nowordsjustmusic #5

(Walter Jackson – What Would You Do)

musicology #180

soulsearching #2

(Major Lance – Sweet Music)

day two finds us sliding out of the downbeat, (Yin), and countering with one from the upbeat, (Yang), selection. a fine piece of 1964 Soul from, as far as I’m concerned, the premier record label of the period, OKeh. big shout I know but one I’m sticking with.

part of my reasoning behind that shout is that OKeh was the label where the combined talents of Curtis Mayfield, Carl Davis, Johnny Pate and Gerald Sims came together to deliver a musical style that became the benchmark for a lot of the Soul that followed. of course there was Tamla, Chess and Atlantic, (as well as many smaller labels), and there are many fine cuts on these but of them, it can be debated, that only Tamla – Motown exerted as much influence as OKeh on the direction Soul was to take.

listen tune…

musicology #32

mans week day 5

(Major Lance – Um, Um, Um, Um, Um, Um)

“Iiiiiiiiii just couldnt help myself, guess I was born with a curious mind,
Iasked this man just what did he mean when he moaned if he’d be so kind .. and he just go” …

the article mans tune. um, um, um, um, um, um .. I can only imagine what it would have been like to hear this one on the streets of London Town back in early1964, (Released in US, December 1963), maybe somewhere like The Scene for instance, (the first club of it’s type in London) or even The Disc’ .. 150% MOD tune .

must have heard it at least a 100 times over the years but NEVER fails to tremble me marrow. no surprise though as, again, it has father Curtis at the helm. Lyrics, choice of singer, arrangement. probably even played on the session such was his genius. not forgetting the contributions of Gerald Sims and of course Carl Davis who together with Curtis were most responsible for reviving OKeh’s fortune as well as leading the direction Soul took from 1962.

musicology #19

(Delilah – Major Lance)

themusicologist is as much about the sharing of knowledge as the music itself. this fling is a fine example of what musicology means to me.

we were at a dear friends daughters second birthday bash, (happy birthday Nova), on Sunday and one of the guests was a beautiful baby girl whose name is this songs title.
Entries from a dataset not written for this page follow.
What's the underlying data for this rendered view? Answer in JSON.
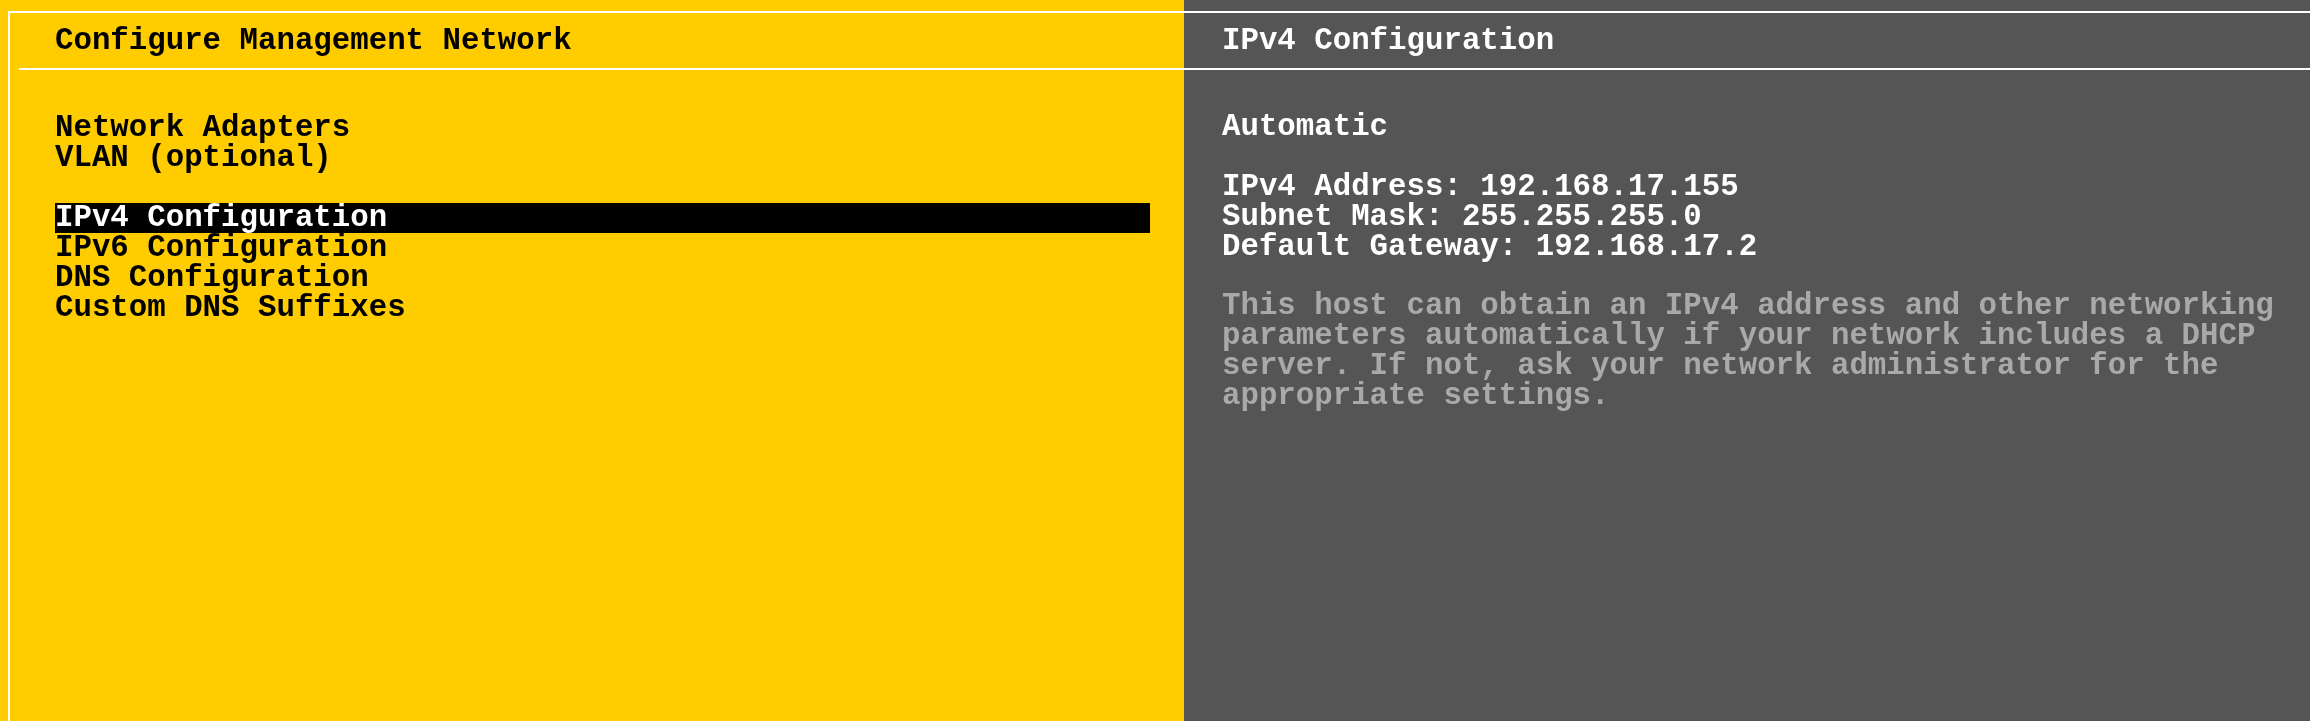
{
  "left_panel": {
    "title": "Configure Management Network",
    "menu_groups": [
      {
        "items": [
          {
            "label": "Network Adapters",
            "selected": false
          },
          {
            "label": "VLAN (optional)",
            "selected": false
          }
        ]
      },
      {
        "items": [
          {
            "label": "IPv4 Configuration",
            "selected": true
          },
          {
            "label": "IPv6 Configuration",
            "selected": false
          },
          {
            "label": "DNS Configuration",
            "selected": false
          },
          {
            "label": "Custom DNS Suffixes",
            "selected": false
          }
        ]
      }
    ]
  },
  "right_panel": {
    "title": "IPv4 Configuration",
    "mode": "Automatic",
    "fields": [
      {
        "label": "IPv4 Address:",
        "value": "192.168.17.155"
      },
      {
        "label": "Subnet Mask:",
        "value": "255.255.255.0"
      },
      {
        "label": "Default Gateway:",
        "value": "192.168.17.2"
      }
    ],
    "description": "This host can obtain an IPv4 address and other networking parameters automatically if your network includes a DHCP server. If not, ask your network administrator for the appropriate settings."
  }
}
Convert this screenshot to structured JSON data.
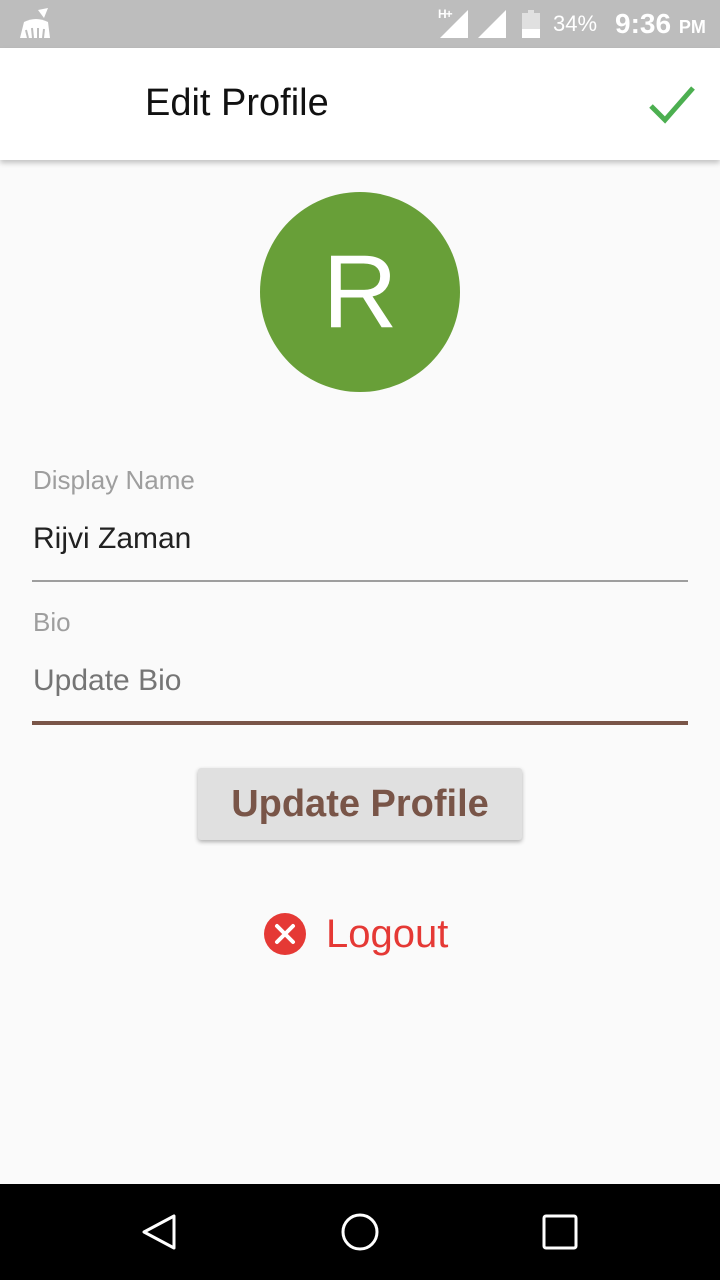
{
  "status_bar": {
    "network_type": "H+",
    "battery_percent": "34%",
    "time": "9:36",
    "ampm": "PM"
  },
  "app_bar": {
    "title": "Edit Profile",
    "confirm_icon": "check-icon",
    "accent_color": "#4caf50"
  },
  "avatar": {
    "initial": "R",
    "color": "#689f38"
  },
  "form": {
    "display_name": {
      "label": "Display Name",
      "value": "Rijvi Zaman"
    },
    "bio": {
      "label": "Bio",
      "value": "",
      "placeholder": "Update Bio"
    }
  },
  "actions": {
    "update_label": "Update Profile",
    "logout_label": "Logout",
    "logout_icon": "close-circle-icon",
    "logout_color": "#e53935"
  },
  "nav_bar": {
    "back_icon": "back-icon",
    "home_icon": "home-icon",
    "recents_icon": "recents-icon"
  }
}
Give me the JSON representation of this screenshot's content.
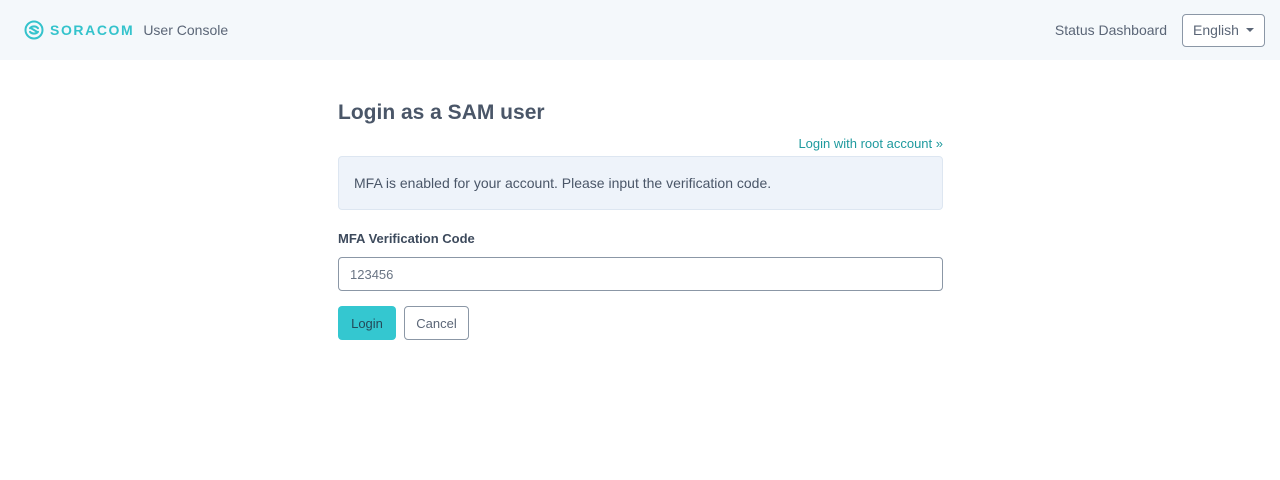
{
  "header": {
    "brand": "SORACOM",
    "console_label": "User Console",
    "status_link": "Status Dashboard",
    "language": "English"
  },
  "main": {
    "title": "Login as a SAM user",
    "root_link": "Login with root account »",
    "alert": "MFA is enabled for your account. Please input the verification code.",
    "mfa_label": "MFA Verification Code",
    "mfa_placeholder": "123456",
    "login_label": "Login",
    "cancel_label": "Cancel"
  },
  "colors": {
    "brand": "#34c3cc",
    "primary_button": "#34c7d0",
    "link": "#1f9a9e",
    "header_bg": "#f4f8fb",
    "alert_bg": "#eef3fa"
  },
  "icons": {
    "logo": "soracom-logo-icon",
    "language_dropdown": "caret-down-icon"
  }
}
of course as themusicologist there was only one thing to do and I enquired as to whether the child and parent were aware of the TOP tune I am about to throw down…as the answer was no I proposed to attach it to an email, (I would consider changing my name to be associated with such a slice of musicology), but this way it gives themusicologist a chance to indulge his passion for this singer, this particular tune and even more importantly the song writer/producer/musical genius whose message has been a constant inspiration throughout my whole life so without further ado .. this ones for you D*****H … from themusicologist.